#### WHAT THIS TASK INVOLVES:
Type out the data below in its entirety, exactly as given.

Collected data:
========

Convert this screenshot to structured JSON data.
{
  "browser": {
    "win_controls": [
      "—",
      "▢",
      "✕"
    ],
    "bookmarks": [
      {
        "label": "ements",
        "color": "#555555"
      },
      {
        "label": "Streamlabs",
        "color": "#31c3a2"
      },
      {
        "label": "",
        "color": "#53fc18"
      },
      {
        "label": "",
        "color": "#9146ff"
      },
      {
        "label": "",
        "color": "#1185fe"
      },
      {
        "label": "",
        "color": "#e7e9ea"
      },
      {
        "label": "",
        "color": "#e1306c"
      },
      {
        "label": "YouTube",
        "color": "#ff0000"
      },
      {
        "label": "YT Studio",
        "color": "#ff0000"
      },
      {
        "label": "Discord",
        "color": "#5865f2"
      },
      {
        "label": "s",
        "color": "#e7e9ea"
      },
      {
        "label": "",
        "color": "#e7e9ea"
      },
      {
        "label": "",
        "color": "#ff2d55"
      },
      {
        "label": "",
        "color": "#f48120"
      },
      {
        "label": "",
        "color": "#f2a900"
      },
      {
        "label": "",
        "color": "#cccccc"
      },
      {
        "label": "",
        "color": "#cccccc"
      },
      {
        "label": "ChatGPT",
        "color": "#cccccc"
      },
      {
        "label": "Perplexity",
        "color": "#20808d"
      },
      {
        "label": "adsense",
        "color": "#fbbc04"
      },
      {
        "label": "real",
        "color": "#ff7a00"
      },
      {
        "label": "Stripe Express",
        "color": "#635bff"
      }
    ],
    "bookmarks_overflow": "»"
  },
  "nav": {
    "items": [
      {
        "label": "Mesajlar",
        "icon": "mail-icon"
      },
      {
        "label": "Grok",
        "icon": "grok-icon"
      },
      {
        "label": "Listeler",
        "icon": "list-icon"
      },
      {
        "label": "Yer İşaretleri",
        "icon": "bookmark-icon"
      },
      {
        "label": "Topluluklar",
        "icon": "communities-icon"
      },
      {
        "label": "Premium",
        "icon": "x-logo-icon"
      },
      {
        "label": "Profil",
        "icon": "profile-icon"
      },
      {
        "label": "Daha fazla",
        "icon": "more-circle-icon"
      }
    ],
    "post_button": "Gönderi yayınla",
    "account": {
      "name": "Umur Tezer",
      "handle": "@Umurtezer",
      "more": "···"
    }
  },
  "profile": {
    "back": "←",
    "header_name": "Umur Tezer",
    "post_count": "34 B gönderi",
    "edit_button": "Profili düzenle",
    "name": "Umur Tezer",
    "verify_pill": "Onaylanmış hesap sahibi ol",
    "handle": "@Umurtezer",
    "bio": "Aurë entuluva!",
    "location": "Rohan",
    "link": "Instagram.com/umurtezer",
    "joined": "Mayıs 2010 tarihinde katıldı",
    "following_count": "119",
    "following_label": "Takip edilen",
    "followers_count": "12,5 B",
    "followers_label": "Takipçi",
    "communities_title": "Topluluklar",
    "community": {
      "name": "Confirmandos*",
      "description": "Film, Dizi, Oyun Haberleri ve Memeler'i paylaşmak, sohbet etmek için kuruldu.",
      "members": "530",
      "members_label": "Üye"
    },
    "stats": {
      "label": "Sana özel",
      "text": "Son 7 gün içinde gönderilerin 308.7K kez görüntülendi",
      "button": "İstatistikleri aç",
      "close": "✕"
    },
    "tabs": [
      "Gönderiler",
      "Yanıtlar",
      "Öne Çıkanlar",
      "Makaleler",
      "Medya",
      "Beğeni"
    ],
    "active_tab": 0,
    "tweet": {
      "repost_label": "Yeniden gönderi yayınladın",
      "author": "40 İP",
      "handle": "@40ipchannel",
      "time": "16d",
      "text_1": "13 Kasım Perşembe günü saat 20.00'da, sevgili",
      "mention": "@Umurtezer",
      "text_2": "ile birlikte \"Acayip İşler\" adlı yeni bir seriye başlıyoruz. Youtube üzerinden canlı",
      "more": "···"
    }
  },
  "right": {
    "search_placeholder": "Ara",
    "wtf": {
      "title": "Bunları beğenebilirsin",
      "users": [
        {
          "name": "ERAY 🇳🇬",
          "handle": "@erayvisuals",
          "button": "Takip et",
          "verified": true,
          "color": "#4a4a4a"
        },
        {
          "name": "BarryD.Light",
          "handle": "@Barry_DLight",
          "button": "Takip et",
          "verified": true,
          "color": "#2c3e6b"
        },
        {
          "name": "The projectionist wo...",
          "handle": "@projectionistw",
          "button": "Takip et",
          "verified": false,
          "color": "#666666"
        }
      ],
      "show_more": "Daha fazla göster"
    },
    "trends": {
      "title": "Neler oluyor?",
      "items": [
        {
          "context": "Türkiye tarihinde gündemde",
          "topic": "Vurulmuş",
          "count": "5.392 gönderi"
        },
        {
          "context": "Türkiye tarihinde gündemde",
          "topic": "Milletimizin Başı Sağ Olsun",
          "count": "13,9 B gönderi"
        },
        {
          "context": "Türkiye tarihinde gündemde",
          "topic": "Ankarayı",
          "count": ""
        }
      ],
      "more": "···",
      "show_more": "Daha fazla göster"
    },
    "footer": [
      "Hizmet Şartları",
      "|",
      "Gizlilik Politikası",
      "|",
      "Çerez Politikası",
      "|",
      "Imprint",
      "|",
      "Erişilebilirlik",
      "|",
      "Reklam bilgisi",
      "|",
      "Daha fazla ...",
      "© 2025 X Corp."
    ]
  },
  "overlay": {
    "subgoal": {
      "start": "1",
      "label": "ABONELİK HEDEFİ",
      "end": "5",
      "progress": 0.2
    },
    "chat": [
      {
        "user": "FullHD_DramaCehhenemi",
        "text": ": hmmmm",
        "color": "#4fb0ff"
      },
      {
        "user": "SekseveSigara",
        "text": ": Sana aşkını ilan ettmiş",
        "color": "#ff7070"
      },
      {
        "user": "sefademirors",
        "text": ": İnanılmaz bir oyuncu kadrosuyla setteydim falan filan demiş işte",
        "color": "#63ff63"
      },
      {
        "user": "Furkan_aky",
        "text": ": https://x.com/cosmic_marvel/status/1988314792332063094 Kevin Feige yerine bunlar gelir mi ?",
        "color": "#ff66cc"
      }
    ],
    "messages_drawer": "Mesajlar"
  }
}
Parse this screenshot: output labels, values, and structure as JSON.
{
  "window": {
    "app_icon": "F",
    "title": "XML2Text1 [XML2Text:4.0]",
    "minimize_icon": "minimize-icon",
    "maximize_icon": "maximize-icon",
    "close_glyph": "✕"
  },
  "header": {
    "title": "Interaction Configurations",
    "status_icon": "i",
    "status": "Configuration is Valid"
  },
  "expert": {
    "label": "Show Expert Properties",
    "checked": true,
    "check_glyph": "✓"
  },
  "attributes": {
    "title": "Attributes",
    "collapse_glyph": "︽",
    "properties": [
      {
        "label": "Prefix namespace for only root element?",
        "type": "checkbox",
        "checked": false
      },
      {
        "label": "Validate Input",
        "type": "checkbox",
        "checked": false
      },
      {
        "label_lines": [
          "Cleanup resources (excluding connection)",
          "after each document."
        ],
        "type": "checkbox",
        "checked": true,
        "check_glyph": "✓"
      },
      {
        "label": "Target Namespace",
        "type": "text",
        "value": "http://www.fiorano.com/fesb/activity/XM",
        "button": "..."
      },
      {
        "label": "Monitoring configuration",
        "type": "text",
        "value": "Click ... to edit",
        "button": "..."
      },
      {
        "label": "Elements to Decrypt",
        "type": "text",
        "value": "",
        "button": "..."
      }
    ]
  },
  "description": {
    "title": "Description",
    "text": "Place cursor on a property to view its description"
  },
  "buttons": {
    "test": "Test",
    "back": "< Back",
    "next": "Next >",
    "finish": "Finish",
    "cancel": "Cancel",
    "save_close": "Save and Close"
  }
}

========

#### FINISHED EXERCISE:
Convert this screenshot to structured JSON data.
{
  "browser": {
    "win_controls": [
      "—",
      "▢",
      "✕"
    ],
    "bookmarks": [
      {
        "label": "ements",
        "color": "#555555"
      },
      {
        "label": "Streamlabs",
        "color": "#31c3a2"
      },
      {
        "label": "",
        "color": "#53fc18"
      },
      {
        "label": "",
        "color": "#9146ff"
      },
      {
        "label": "",
        "color": "#1185fe"
      },
      {
        "label": "",
        "color": "#e7e9ea"
      },
      {
        "label": "",
        "color": "#e1306c"
      },
      {
        "label": "YouTube",
        "color": "#ff0000"
      },
      {
        "label": "YT Studio",
        "color": "#ff0000"
      },
      {
        "label": "Discord",
        "color": "#5865f2"
      },
      {
        "label": "s",
        "color": "#e7e9ea"
      },
      {
        "label": "",
        "color": "#e7e9ea"
      },
      {
        "label": "",
        "color": "#ff2d55"
      },
      {
        "label": "",
        "color": "#f48120"
      },
      {
        "label": "",
        "color": "#f2a900"
      },
      {
        "label": "",
        "color": "#cccccc"
      },
      {
        "label": "",
        "color": "#cccccc"
      },
      {
        "label": "ChatGPT",
        "color": "#cccccc"
      },
      {
        "label": "Perplexity",
        "color": "#20808d"
      },
      {
        "label": "adsense",
        "color": "#fbbc04"
      },
      {
        "label": "real",
        "color": "#ff7a00"
      },
      {
        "label": "Stripe Express",
        "color": "#635bff"
      }
    ],
    "bookmarks_overflow": "»"
  },
  "nav": {
    "items": [
      {
        "label": "Mesajlar",
        "icon": "mail-icon"
      },
      {
        "label": "Grok",
        "icon": "grok-icon"
      },
      {
        "label": "Listeler",
        "icon": "list-icon"
      },
      {
        "label": "Yer İşaretleri",
        "icon": "bookmark-icon"
      },
      {
        "label": "Topluluklar",
        "icon": "communities-icon"
      },
      {
        "label": "Premium",
        "icon": "x-logo-icon"
      },
      {
        "label": "Profil",
        "icon": "profile-icon"
      },
      {
        "label": "Daha fazla",
        "icon": "more-circle-icon"
      }
    ],
    "post_button": "Gönderi yayınla",
    "account": {
      "name": "Umur Tezer",
      "handle": "@Umurtezer",
      "more": "···"
    }
  },
  "profile": {
    "back": "←",
    "header_name": "Umur Tezer",
    "post_count": "34 B gönderi",
    "edit_button": "Profili düzenle",
    "name": "Umur Tezer",
    "verify_pill": "Onaylanmış hesap sahibi ol",
    "handle": "@Umurtezer",
    "bio": "Aurë entuluva!",
    "location": "Rohan",
    "link": "Instagram.com/umurtezer",
    "joined": "Mayıs 2010 tarihinde katıldı",
    "following_count": "119",
    "following_label": "Takip edilen",
    "followers_count": "12,5 B",
    "followers_label": "Takipçi",
    "communities_title": "Topluluklar",
    "community": {
      "name": "Confirmandos*",
      "description": "Film, Dizi, Oyun Haberleri ve Memeler'i paylaşmak, sohbet etmek için kuruldu.",
      "members": "530",
      "members_label": "Üye"
    },
    "stats": {
      "label": "Sana özel",
      "text": "Son 7 gün içinde gönderilerin 308.7K kez görüntülendi",
      "button": "İstatistikleri aç",
      "close": "✕"
    },
    "tabs": [
      "Gönderiler",
      "Yanıtlar",
      "Öne Çıkanlar",
      "Makaleler",
      "Medya",
      "Beğeni"
    ],
    "active_tab": 0,
    "tweet": {
      "repost_label": "Yeniden gönderi yayınladın",
      "author": "40 İP",
      "handle": "@40ipchannel",
      "time": "16d",
      "text_1": "13 Kasım Perşembe günü saat 20.00'da, sevgili",
      "mention": "@Umurtezer",
      "text_2": "ile birlikte \"Acayip İşler\" adlı yeni bir seriye başlıyoruz. Youtube üzerinden canlı",
      "more": "···"
    }
  },
  "right": {
    "search_placeholder": "Ara",
    "wtf": {
      "title": "Bunları beğenebilirsin",
      "users": [
        {
          "name": "ERAY 🇳🇬",
          "handle": "@erayvisuals",
          "button": "Takip et",
          "verified": true,
          "color": "#4a4a4a"
        },
        {
          "name": "BarryD.Light",
          "handle": "@Barry_DLight",
          "button": "Takip et",
          "verified": true,
          "color": "#2c3e6b"
        },
        {
          "name": "The projectionist wo...",
          "handle": "@projectionistw",
          "button": "Takip et",
          "verified": false,
          "color": "#666666"
        }
      ],
      "show_more": "Daha fazla göster"
    },
    "trends": {
      "title": "Neler oluyor?",
      "items": [
        {
          "context": "Türkiye tarihinde gündemde",
          "topic": "Vurulmuş",
          "count": "5.392 gönderi"
        },
        {
          "context": "Türkiye tarihinde gündemde",
          "topic": "Milletimizin Başı Sağ Olsun",
          "count": "13,9 B gönderi"
        },
        {
          "context": "Türkiye tarihinde gündemde",
          "topic": "Ankarayı",
          "count": ""
        }
      ],
      "more": "···",
      "show_more": "Daha fazla göster"
    },
    "footer": [
      "Hizmet Şartları",
      "|",
      "Gizlilik Politikası",
      "|",
      "Çerez Politikası",
      "|",
      "Imprint",
      "|",
      "Erişilebilirlik",
      "|",
      "Reklam bilgisi",
      "|",
      "Daha fazla ...",
      "© 2025 X Corp."
    ]
  },
  "overlay": {
    "subgoal": {
      "start": "1",
      "label": "ABONELİK HEDEFİ",
      "end": "5",
      "progress": 0.2
    },
    "chat": [
      {
        "user": "FullHD_DramaCehhenemi",
        "text": ": hmmmm",
        "color": "#4fb0ff"
      },
      {
        "user": "SekseveSigara",
        "text": ": Sana aşkını ilan ettmiş",
        "color": "#ff7070"
      },
      {
        "user": "sefademirors",
        "text": ": İnanılmaz bir oyuncu kadrosuyla setteydim falan filan demiş işte",
        "color": "#63ff63"
      },
      {
        "user": "Furkan_aky",
        "text": ": https://x.com/cosmic_marvel/status/1988314792332063094 Kevin Feige yerine bunlar gelir mi ?",
        "color": "#ff66cc"
      }
    ],
    "messages_drawer": "Mesajlar"
  }
}
Parse this screenshot: output labels, values, and structure as JSON.
{
  "window": {
    "app_icon": "F",
    "title": "XML2Text1 [XML2Text:4.0]",
    "minimize_icon": "minimize-icon",
    "maximize_icon": "maximize-icon",
    "close_glyph": "✕"
  },
  "header": {
    "title": "Interaction Configurations",
    "status_icon": "i",
    "status": "Configuration is Valid"
  },
  "expert": {
    "label": "Show Expert Properties",
    "checked": true,
    "check_glyph": "✓"
  },
  "attributes": {
    "title": "Attributes",
    "collapse_glyph": "︽",
    "properties": [
      {
        "label": "Prefix namespace for only root element?",
        "type": "checkbox",
        "checked": false
      },
      {
        "label": "Validate Input",
        "type": "checkbox",
        "checked": false
      },
      {
        "label_lines": [
          "Cleanup resources (excluding connection)",
          "after each document."
        ],
        "type": "checkbox",
        "checked": true,
        "check_glyph": "✓"
      },
      {
        "label": "Target Namespace",
        "type": "text",
        "value": "http://www.fiorano.com/fesb/activity/XM",
        "button": "..."
      },
      {
        "label": "Monitoring configuration",
        "type": "text",
        "value": "Click ... to edit",
        "button": "..."
      },
      {
        "label": "Elements to Decrypt",
        "type": "text",
        "value": "",
        "button": "..."
      }
    ]
  },
  "description": {
    "title": "Description",
    "text": "Place cursor on a property to view its description"
  },
  "buttons": {
    "test": "Test",
    "back": "< Back",
    "next": "Next >",
    "finish": "Finish",
    "cancel": "Cancel",
    "save_close": "Save and Close"
  }
}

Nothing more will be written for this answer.